Two years ago, Obama and McCain political propaganda swamped campus in a sea of red, white and blue. Posters, signs and stickers covered bulletin boards from top to bottom, and students donned supportive buttons. Chalked messages on sidewalks encouraged people to vote, while student activists marched through dormitories, knocking on doors to persuade other students to register to vote.
The same political organizations that so ardently promoted their candidates on campus made no similar campaign in the 2010 midterm elections. In fact, if it weren’t for the political ads on TV and the briefly advertised election panel discussion on Oct. 21, most students would have had no idea the election even occurred. The lack of interest in voting signals to us a failure of many students to become engaged and informed citizens.
While many may argue that the propaganda from two years ago spawned conflict and provided no real information, we believe having at least some information is better than none. Placing posters, signs and pamphlets in prominent locations around campus reminds students to take part in the democratic process. It also encourages students to conduct research and practice their analytical skills when deciding which candidates’ positions align best with their own interests.

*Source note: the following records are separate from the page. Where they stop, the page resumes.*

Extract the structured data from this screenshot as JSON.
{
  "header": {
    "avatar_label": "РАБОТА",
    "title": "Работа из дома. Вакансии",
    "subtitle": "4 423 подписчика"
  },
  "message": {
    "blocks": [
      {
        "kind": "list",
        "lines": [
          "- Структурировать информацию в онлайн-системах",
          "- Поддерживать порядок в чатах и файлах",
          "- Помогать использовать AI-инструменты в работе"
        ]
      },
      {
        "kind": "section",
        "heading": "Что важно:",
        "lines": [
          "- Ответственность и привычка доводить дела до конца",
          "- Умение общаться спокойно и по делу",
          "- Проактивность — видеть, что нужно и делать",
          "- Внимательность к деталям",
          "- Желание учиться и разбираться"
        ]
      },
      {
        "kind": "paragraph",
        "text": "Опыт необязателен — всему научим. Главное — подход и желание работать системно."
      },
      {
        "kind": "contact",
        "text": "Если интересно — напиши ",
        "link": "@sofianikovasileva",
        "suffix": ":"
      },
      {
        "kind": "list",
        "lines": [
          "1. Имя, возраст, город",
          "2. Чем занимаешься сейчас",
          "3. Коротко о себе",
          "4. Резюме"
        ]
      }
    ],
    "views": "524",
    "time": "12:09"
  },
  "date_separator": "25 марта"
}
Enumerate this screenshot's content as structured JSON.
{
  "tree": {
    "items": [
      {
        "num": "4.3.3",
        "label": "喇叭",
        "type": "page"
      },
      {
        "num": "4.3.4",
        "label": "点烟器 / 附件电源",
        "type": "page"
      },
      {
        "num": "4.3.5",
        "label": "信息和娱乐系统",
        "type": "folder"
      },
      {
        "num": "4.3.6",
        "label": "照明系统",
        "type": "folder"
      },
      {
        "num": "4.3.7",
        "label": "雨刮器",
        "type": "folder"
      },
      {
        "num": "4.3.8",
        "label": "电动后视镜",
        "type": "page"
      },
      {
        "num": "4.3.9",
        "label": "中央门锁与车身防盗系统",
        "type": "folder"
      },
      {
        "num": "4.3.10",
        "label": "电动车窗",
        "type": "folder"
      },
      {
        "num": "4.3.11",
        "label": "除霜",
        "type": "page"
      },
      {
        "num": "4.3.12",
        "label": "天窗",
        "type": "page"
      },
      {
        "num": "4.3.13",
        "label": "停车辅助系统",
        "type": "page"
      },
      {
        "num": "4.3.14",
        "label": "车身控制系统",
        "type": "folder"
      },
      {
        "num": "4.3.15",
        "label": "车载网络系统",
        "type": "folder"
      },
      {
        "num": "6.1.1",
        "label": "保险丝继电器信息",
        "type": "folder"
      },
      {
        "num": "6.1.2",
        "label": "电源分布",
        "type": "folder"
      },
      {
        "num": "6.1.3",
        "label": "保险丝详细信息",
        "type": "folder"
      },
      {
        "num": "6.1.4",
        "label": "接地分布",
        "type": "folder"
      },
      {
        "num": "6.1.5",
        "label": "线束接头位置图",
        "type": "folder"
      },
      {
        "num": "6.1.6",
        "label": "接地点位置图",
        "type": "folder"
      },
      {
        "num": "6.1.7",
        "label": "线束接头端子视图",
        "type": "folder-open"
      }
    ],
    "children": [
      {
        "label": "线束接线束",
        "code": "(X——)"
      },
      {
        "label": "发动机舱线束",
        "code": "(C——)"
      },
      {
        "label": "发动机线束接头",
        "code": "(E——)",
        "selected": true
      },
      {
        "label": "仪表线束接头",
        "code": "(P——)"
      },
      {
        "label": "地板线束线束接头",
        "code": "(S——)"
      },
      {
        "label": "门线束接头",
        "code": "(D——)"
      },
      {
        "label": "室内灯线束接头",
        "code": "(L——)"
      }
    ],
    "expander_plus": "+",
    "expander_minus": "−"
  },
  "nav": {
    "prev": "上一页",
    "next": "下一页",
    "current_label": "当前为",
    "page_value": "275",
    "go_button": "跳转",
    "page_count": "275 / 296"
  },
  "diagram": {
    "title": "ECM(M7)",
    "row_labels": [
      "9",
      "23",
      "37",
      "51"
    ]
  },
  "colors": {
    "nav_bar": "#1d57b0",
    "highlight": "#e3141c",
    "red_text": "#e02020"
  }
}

Moreover, in the past, these organizations helped students register to vote in Union County. This time, many underclassmen were uninformed about how to register. Others didn’t know enough about the candidates or where they could even vote. While the political groups may have their own agendas at election time, they are usually successful in increasing voter awareness and turnout. Their absence this year was felt at the polls on campus.
The overall lack of information about the election on campus was disconcerting. Rep. Chris Carney (D-Pa.) even held an open forum on campus on Oct. 12, but the event was not well publicized. Some professors mentioned the election during their classes, but few were able to convey the importance of the outcome on students’ lives. Many students believed their votes would not matter.
Still, we cannot fault political organizations alone for a subdued effort. We as students are given the right to vote and we should exercise that right. If we are unwilling to go out of our way to gain more information about the election and its candidates, that is really no one’s fault but our own. It is unfair for people to arbitrarily choose names on a ballot, but it is also a travesty that we will not make a substantial effort to understand the policies that will undoubtedly affect us in the future.